### Work item
For each line of the data below that holds "icon", copy the line.
[Opening Records supplied section]
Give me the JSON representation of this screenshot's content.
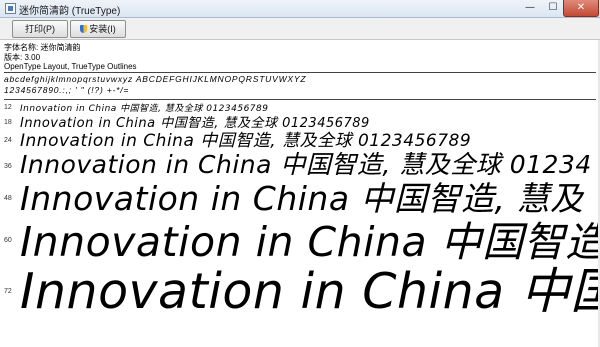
{
  "window": {
    "title": "迷你简清韵 (TrueType)",
    "controls": {
      "minimize": "—",
      "maximize": "☐",
      "close": "✕"
    }
  },
  "toolbar": {
    "print_label": "打印(P)",
    "install_label": "安装(I)"
  },
  "font_info": {
    "name_line": "字体名称: 迷你简清韵",
    "version_line": "版本: 3.00",
    "format_line": "OpenType Layout, TrueType Outlines"
  },
  "charset": {
    "line1": "abcdefghijklmnopqrstuvwxyz ABCDEFGHIJKLMNOPQRSTUVWXYZ",
    "line2": "1234567890.:,; ' \" (!?) +-*/="
  },
  "samples": [
    {
      "size": "12",
      "text": "Innovation in China 中国智造, 慧及全球 0123456789"
    },
    {
      "size": "18",
      "text": "Innovation in China 中国智造, 慧及全球 0123456789"
    },
    {
      "size": "24",
      "text": "Innovation in China 中国智造, 慧及全球 0123456789"
    },
    {
      "size": "36",
      "text": "Innovation in China 中国智造, 慧及全球 01234"
    },
    {
      "size": "48",
      "text": "Innovation in China 中国智造, 慧及"
    },
    {
      "size": "60",
      "text": "Innovation in China 中国智造"
    },
    {
      "size": "72",
      "text": "Innovation in China 中国"
    }
  ]
}
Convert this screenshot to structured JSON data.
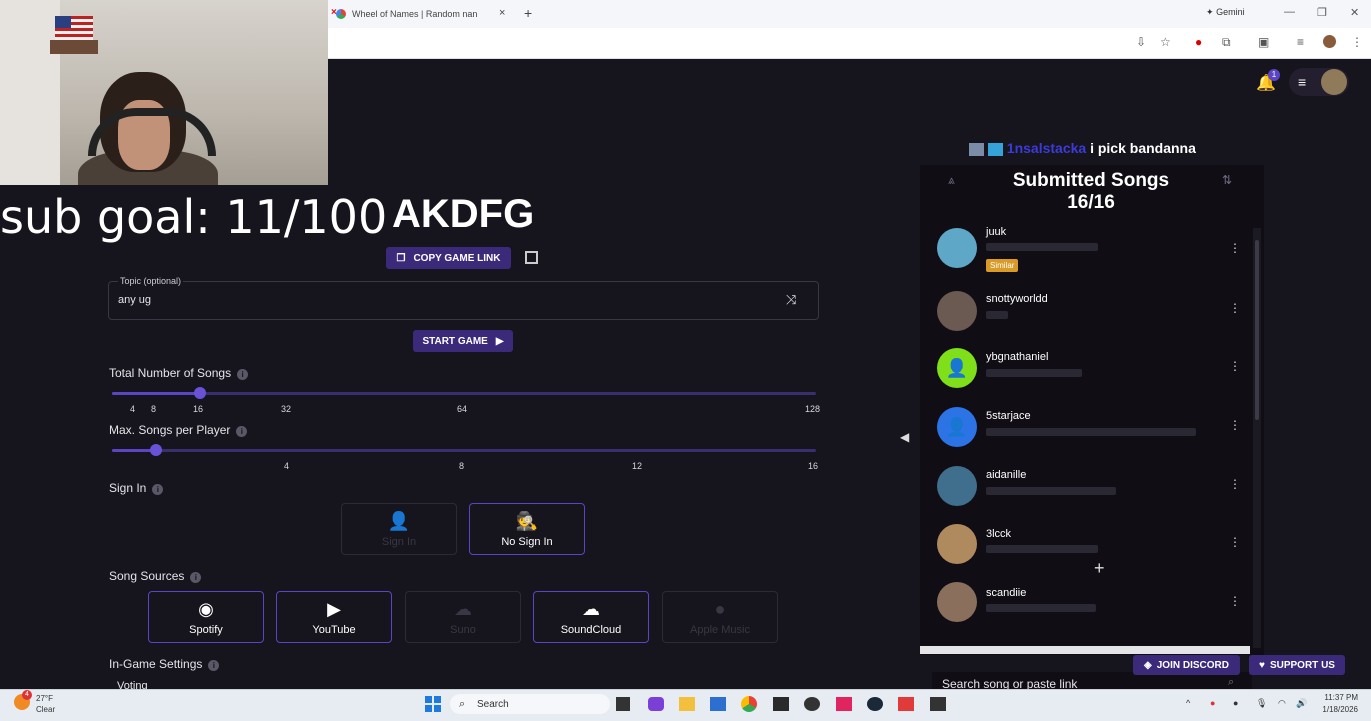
{
  "browser": {
    "tab_title": "Wheel of Names | Random nan",
    "tab_close": "×",
    "new_tab": "+",
    "gemini_label": "Gemini"
  },
  "overlay": {
    "sub_goal": "sub goal: 11/100",
    "chat_user": "1nsalstacka",
    "chat_message": "i pick bandanna"
  },
  "game": {
    "code": "AKDFG",
    "copy_link": "COPY GAME LINK",
    "topic_label": "Topic (optional)",
    "topic_value": "any ug",
    "start_game": "START GAME",
    "total_songs_label": "Total Number of Songs",
    "total_songs_value": 16,
    "total_ticks": [
      "4",
      "8",
      "16",
      "32",
      "64",
      "128"
    ],
    "max_songs_label": "Max. Songs per Player",
    "max_songs_fraction": 0.12,
    "max_ticks": [
      "4",
      "8",
      "12",
      "16"
    ],
    "sign_in_label": "Sign In",
    "sign_in_options": [
      "Sign In",
      "No Sign In"
    ],
    "sources_label": "Song Sources",
    "sources": [
      "Spotify",
      "YouTube",
      "Suno",
      "SoundCloud",
      "Apple Music"
    ],
    "in_game_label": "In-Game Settings",
    "voting_label": "Voting"
  },
  "panel": {
    "title": "Submitted Songs",
    "count": "16/16",
    "similar_badge": "Similar",
    "players": [
      {
        "name": "juuk",
        "color": "#5fa7c7"
      },
      {
        "name": "snottyworldd",
        "color": "#6b5a52"
      },
      {
        "name": "ybgnathaniel",
        "color": "#7fe01a"
      },
      {
        "name": "5starjace",
        "color": "#2c74e6"
      },
      {
        "name": "aidanille",
        "color": "#3f6f8c"
      },
      {
        "name": "3lcck",
        "color": "#b08a5f"
      },
      {
        "name": "scandiie",
        "color": "#8a6f5d"
      }
    ],
    "search_placeholder": "Search song or paste link",
    "join_discord": "JOIN DISCORD",
    "support_us": "SUPPORT US"
  },
  "taskbar": {
    "weather_temp": "27°F",
    "weather_desc": "Clear",
    "search_label": "Search",
    "time": "11:37 PM",
    "date": "1/18/2026",
    "notif_count": "1",
    "weather_badge": "4"
  }
}
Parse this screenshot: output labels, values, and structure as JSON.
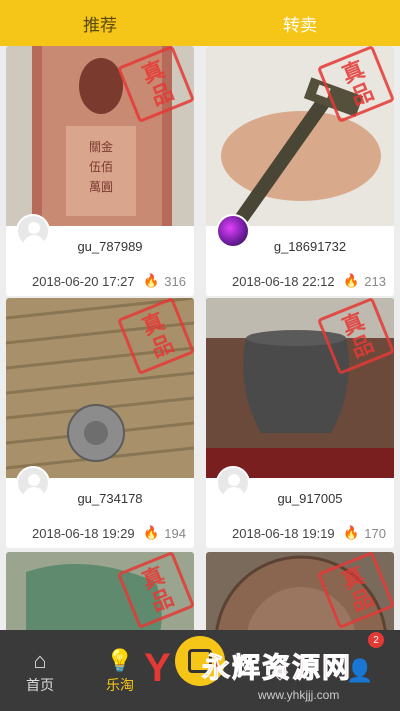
{
  "tabs": [
    {
      "label": "推荐",
      "active": true
    },
    {
      "label": "转卖",
      "active": false
    }
  ],
  "stamp_text": "真品",
  "cards": [
    {
      "username": "gu_787989",
      "datetime": "2018-06-20 17:27",
      "heat": "316",
      "image": "red-banknote",
      "avatar": "default"
    },
    {
      "username": "g_18691732",
      "datetime": "2018-06-18 22:12",
      "heat": "213",
      "image": "bronze-blade-in-hand",
      "avatar": "purple-photo"
    },
    {
      "username": "gu_734178",
      "datetime": "2018-06-18 19:29",
      "heat": "194",
      "image": "coin-on-mat",
      "avatar": "default"
    },
    {
      "username": "gu_917005",
      "datetime": "2018-06-18 19:19",
      "heat": "170",
      "image": "dark-pottery-jar",
      "avatar": "default"
    },
    {
      "image": "jade-green-piece"
    },
    {
      "image": "copper-coin-closeup"
    }
  ],
  "bottom_nav": [
    {
      "label": "首页",
      "icon": "home-icon",
      "active": false
    },
    {
      "label": "乐淘",
      "icon": "bulb-icon",
      "active": true
    },
    {
      "label": "",
      "icon": "center-publish-icon",
      "active": false
    },
    {
      "label": "",
      "icon": "compass-icon",
      "active": false
    },
    {
      "label": "",
      "icon": "user-icon",
      "active": false,
      "badge": "2"
    }
  ],
  "watermark": {
    "brand": "永辉资源网",
    "url": "www.yhkjjj.com"
  },
  "colors": {
    "accent": "#f5c518",
    "nav_bg": "#3a3a3a",
    "stamp": "#e53935"
  }
}
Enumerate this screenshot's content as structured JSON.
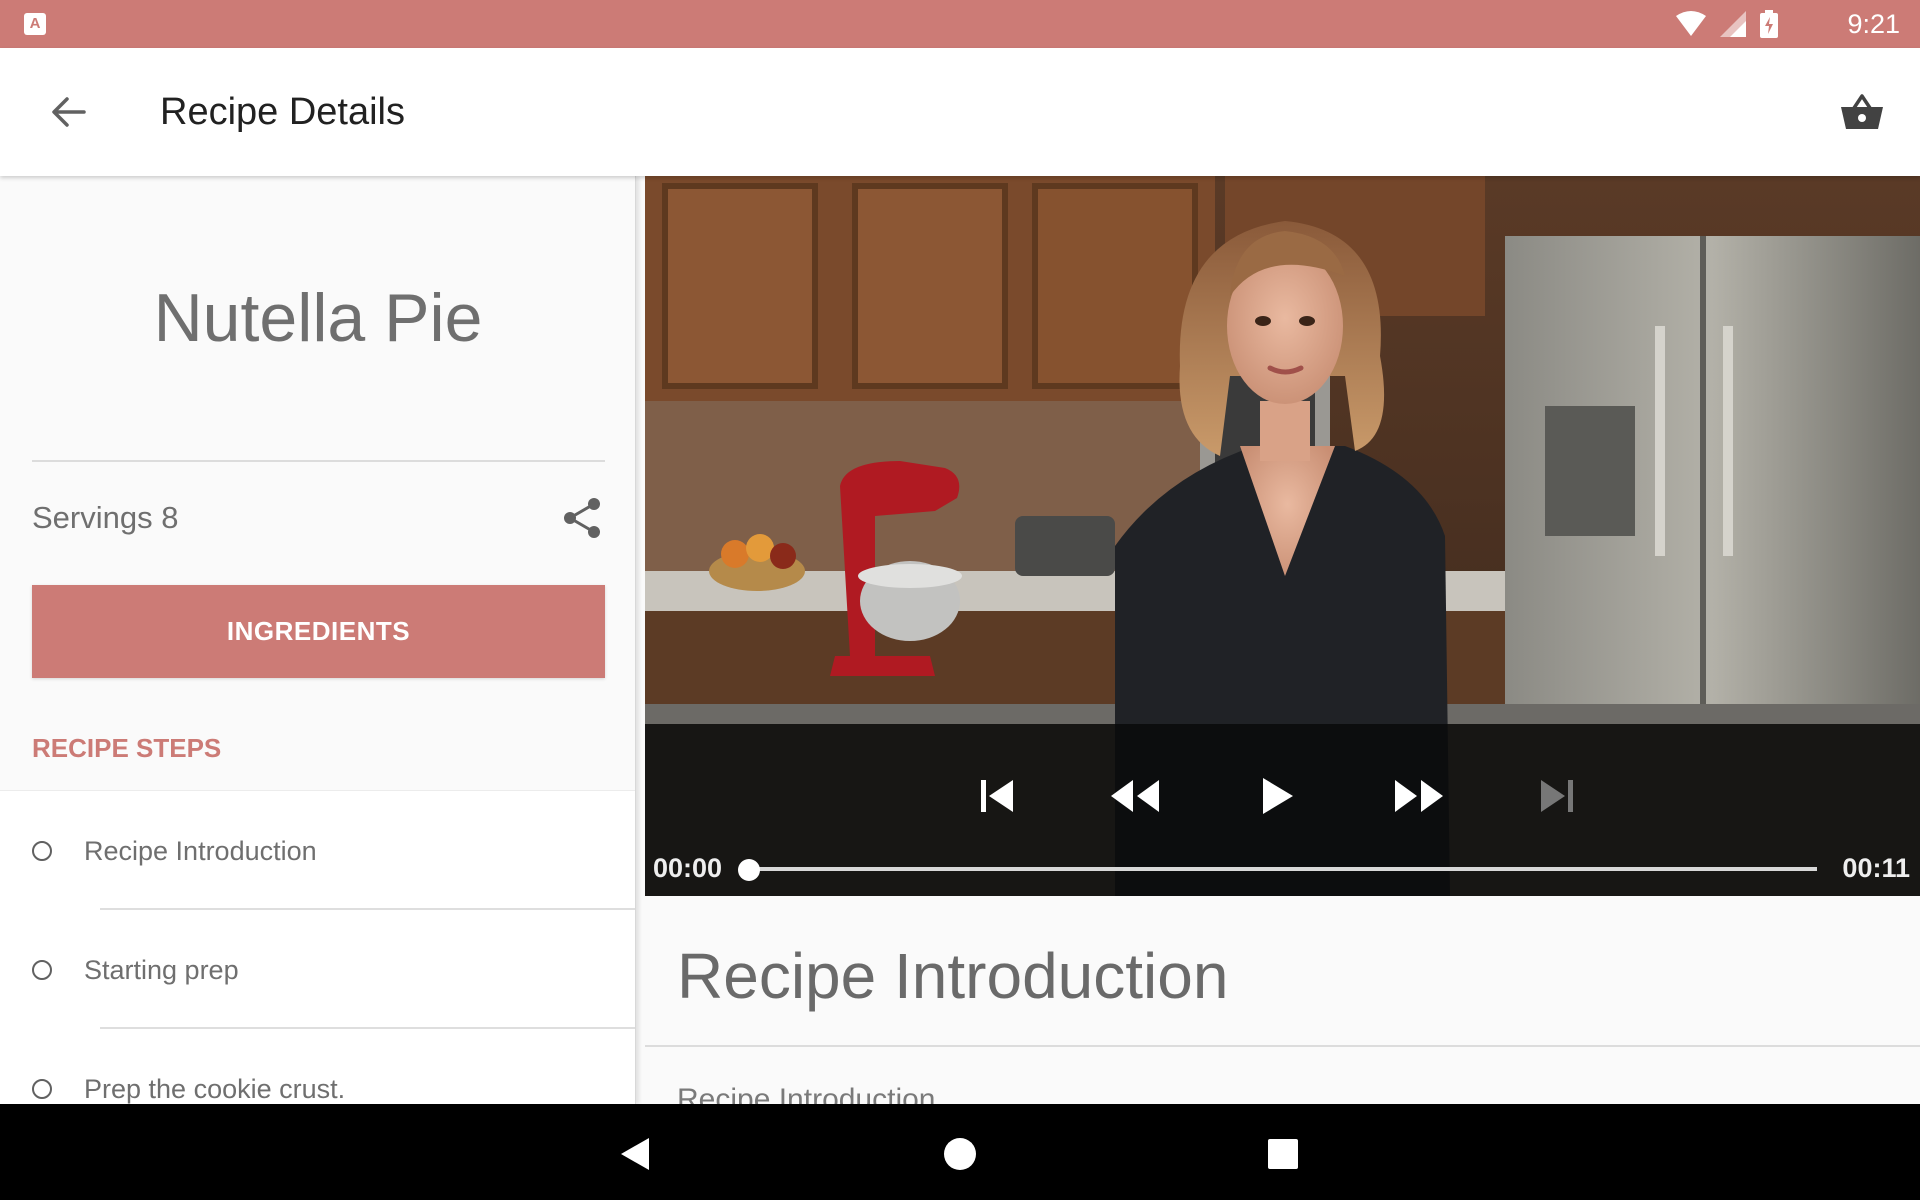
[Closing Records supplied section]
### Expected answer
      "icon": "home-icon",
      "icon": "bulb-icon",
      "icon": "center-publish-icon",
      "icon": "compass-icon",
      "icon": "user-icon",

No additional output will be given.